::: Excerpted records

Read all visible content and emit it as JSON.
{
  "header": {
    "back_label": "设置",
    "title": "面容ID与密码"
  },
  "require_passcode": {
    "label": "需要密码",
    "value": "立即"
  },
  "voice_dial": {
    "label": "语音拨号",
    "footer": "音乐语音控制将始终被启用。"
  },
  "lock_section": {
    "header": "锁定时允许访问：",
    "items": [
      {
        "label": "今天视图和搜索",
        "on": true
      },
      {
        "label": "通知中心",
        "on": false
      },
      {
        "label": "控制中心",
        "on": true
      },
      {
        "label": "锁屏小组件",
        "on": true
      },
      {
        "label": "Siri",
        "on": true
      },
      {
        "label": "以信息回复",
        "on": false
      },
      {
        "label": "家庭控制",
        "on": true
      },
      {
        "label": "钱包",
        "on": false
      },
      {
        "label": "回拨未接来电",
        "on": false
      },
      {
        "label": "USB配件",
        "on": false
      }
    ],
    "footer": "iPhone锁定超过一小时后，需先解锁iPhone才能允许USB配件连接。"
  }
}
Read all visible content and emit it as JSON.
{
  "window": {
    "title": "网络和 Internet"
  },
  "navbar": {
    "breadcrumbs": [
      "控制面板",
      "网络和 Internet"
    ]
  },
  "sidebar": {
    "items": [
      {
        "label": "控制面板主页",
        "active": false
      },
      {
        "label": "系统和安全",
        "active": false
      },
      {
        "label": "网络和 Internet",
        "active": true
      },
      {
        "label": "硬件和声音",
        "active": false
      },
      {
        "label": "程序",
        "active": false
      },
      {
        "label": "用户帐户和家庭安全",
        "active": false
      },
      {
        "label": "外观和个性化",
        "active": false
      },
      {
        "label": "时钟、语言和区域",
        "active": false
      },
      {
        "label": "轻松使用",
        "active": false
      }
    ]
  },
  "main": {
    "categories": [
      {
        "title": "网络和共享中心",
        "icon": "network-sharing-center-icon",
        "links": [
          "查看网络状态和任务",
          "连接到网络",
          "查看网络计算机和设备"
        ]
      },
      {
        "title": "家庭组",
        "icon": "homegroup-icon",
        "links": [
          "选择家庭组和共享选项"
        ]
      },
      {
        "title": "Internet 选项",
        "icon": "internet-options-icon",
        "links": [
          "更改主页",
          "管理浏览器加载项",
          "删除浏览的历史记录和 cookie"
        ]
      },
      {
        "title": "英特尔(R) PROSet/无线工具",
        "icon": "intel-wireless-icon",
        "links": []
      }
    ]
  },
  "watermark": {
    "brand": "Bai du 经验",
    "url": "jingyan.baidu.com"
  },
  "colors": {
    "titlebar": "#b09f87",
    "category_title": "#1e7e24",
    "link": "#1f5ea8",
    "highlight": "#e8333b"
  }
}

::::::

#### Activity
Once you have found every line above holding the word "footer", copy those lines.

#### Exercise result
    "footer": "音乐语音控制将始终被启用。"
    "footer": "iPhone锁定超过一小时后，需先解锁iPhone才能允许USB配件连接。"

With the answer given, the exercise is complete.